Being a good leader is hard, not impossible.
There are endless amounts of tips and tricks to become a better leader. However, for the sake of this article, I wanted to focus on seven skills anyone can work on to become a better leader.
1. Focus on listening
Average and poor leaders don't listen, they simply wait to speak. Great leaders listen with intent, internalize what they hear and then respond appropriately. By listening more, you'll see that employees feel more engaged with their work because their opinions are taken seriously.
2. Be direct
Your team members are not mind readers. By being direct with action plans, feedback, company vision, etc., you're minimizing confusion down the road. Your clarity will give your team more answers than questions.
3. Act in the present
You can only handle what's in front of you today. Things like market conditions are largely out of your control -- so, control the controllables. Being in the present allows you to get the most output out of that moment, not stress about the future.
4. Be willing to get your hands dirty
There are two types of generals in war. One who sits back at camp, directing plans from a comfy tent, and the other who is on the first horse charging into battle. By being willing to roll up your sleeves when the time calls for it, and get in the trenches with your coworkers you'll gain more of their respect.
5. Check your ego, early and often
Realizing you don't know everything, internalizing and hearing criticism is a hard thing to do. Especially if you founded or are in a management role at your company. Now, though you ultimately have to make decisions around the company direction, day-to-day operations, etc., this doesn't mean someone under you in the corporate ladder can't have good ideas or valid criticism. By checking your ego, and listening to others, you open the door for more ideas and potential business growth. Remember, everyone knows something and no one knows everything.
6. Take accountability for company mistakes
Everything that happens to your team is your responsibility. If a junior employee screws up a report for a client, it's not their fault, it's yours. Great leaders are accountable leaders. They take accountability when things underneath them fail. In Jocko Willink and Leif Babin's book, Extreme Ownership, they talk about Seal teams in Afghanistan and how when things took a turn for the worst in particular firefight. It was easy to point fingers afterward, what was hard was accepting that Jocko, who was in charge of the operation was responsible for the whole thing. You don't earn respect from passing the buck, you earn it from taking responsibility when it's hard to do.

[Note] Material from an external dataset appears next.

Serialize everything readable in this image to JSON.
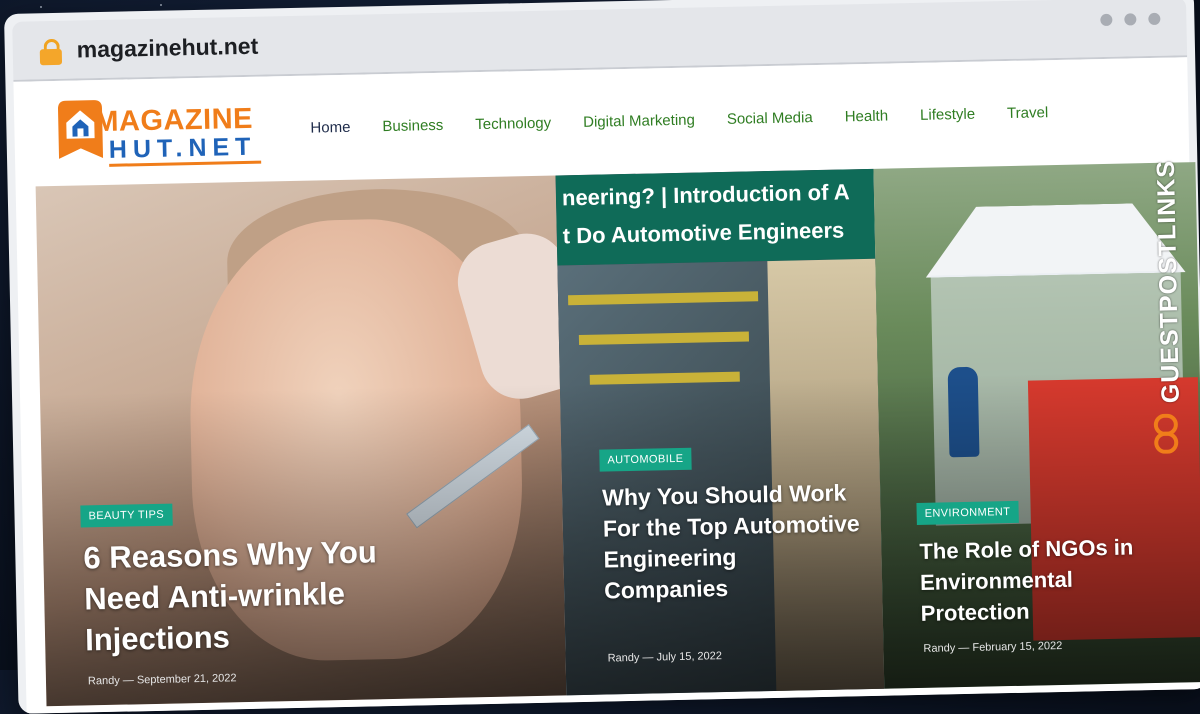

7. Become grittier
Having grit is having the ability to persevere through setbacks, not giving up at points of friction. Angela Duckworth, a Psychology Professor at Penn, found that in West Point applicants, the students who scored the highest on the Grit Scale ended up being the most likely to succeed. So when you're back is against the wall, become grittier. People want to follow people who don't give up - resilience is contagious.